Depth of frictional influence

From Glossary of Meteorology

depth of frictional influence

The depth below the ocean surface to which the stress (horizontal force/unit area) of the wind reaches.

To measure this depth, the turbulent stress must be directly measured. This is rarely done, but is more often inferred through observations of current profiles and fitting to an Ekman layer profile [e.g., Eqs. (9.9) and (9.10) in Pond and Pickard (1978)]. Because of the strong effect stratification has on turbulent transport, the depth of frictional influence is also taken to be equal to the depth of the mixed layer, and this is in turn found by observations of temperature and/or salinity profiles.

Pond, S., and G. L. Pickard 1978. Introductory Dynamic Oceanography. Pergamon Press, . p. 87.

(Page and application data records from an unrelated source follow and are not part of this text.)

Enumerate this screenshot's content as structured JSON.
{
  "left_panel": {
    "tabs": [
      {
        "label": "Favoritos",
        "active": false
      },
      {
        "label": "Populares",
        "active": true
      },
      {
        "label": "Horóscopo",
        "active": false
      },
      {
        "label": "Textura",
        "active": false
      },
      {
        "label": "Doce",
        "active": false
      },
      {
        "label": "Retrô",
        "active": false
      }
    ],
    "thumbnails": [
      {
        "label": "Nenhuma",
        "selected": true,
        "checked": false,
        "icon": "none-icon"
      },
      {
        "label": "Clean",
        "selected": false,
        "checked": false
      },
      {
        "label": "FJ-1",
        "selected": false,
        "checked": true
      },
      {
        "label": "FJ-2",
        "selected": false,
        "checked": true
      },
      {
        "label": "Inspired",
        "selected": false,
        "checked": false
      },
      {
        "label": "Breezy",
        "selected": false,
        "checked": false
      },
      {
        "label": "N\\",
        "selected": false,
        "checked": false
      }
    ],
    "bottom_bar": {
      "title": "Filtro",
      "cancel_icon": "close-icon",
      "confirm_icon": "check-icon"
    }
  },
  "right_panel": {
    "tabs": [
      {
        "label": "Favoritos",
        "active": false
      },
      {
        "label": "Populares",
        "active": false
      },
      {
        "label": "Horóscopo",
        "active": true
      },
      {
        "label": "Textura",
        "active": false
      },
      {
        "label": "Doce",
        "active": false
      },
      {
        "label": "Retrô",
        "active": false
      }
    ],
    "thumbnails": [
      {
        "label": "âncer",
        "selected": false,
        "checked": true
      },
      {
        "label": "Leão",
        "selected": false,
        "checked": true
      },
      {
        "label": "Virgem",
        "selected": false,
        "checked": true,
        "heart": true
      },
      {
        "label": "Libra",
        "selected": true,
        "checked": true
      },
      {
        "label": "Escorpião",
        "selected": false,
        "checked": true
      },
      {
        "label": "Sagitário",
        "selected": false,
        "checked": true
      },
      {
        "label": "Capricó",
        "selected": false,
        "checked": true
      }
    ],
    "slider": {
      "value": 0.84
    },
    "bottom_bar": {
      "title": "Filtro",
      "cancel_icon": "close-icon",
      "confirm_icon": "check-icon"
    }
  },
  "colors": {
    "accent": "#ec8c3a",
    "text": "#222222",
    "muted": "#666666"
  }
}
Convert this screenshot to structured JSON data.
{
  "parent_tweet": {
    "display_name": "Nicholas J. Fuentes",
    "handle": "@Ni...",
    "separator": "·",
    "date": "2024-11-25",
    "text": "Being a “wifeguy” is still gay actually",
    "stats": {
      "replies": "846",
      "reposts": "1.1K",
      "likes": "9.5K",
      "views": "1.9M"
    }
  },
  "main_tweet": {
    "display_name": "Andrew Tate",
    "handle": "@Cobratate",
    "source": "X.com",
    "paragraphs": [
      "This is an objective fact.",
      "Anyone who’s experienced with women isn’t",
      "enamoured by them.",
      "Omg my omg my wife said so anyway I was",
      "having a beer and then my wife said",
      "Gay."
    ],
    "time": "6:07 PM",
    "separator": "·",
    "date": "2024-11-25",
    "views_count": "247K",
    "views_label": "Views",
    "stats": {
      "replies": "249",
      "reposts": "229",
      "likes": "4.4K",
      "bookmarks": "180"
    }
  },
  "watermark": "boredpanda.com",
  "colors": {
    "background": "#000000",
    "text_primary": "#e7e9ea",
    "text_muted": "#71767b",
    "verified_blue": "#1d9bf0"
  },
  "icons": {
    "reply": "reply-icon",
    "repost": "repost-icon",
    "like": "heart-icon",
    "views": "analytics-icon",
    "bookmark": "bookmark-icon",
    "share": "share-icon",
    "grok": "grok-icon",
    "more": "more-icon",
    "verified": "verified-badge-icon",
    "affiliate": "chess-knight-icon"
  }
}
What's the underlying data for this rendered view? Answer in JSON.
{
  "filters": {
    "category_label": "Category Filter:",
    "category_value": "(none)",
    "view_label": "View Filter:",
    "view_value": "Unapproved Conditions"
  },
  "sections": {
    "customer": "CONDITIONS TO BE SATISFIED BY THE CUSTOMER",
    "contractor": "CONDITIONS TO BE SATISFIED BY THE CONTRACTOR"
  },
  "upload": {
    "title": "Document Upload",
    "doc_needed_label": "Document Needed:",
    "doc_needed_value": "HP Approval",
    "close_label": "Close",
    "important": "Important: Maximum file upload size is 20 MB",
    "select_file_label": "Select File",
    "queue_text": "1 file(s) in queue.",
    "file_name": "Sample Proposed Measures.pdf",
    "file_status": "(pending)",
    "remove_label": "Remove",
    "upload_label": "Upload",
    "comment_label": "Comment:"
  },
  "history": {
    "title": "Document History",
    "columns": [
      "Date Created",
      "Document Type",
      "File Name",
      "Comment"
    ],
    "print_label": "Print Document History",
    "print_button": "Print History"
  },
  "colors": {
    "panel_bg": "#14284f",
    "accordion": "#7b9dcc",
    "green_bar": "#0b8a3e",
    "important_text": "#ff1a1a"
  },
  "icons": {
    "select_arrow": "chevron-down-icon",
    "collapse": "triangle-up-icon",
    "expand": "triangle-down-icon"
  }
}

Copyright 2022 American Meteorological Society (AMS). For permission to reuse any portion of this work, please contact Any use of material in this work that is determined to be “fair use” under Section 107 of the U.S. Copyright Act (17 U.S. Code § 107) or that satisfies the conditions specified in Section 108 of the U.S.Copyright Act (17 USC § 108) does not require AMS’s permission. Republication, systematic reproduction, posting in electronic form, such as on a website or in a searchable database, or other uses of this material, except as exempted by the above statement, require written permission or a license from AMS. Additional details are provided in the AMS Copyright Policy statement.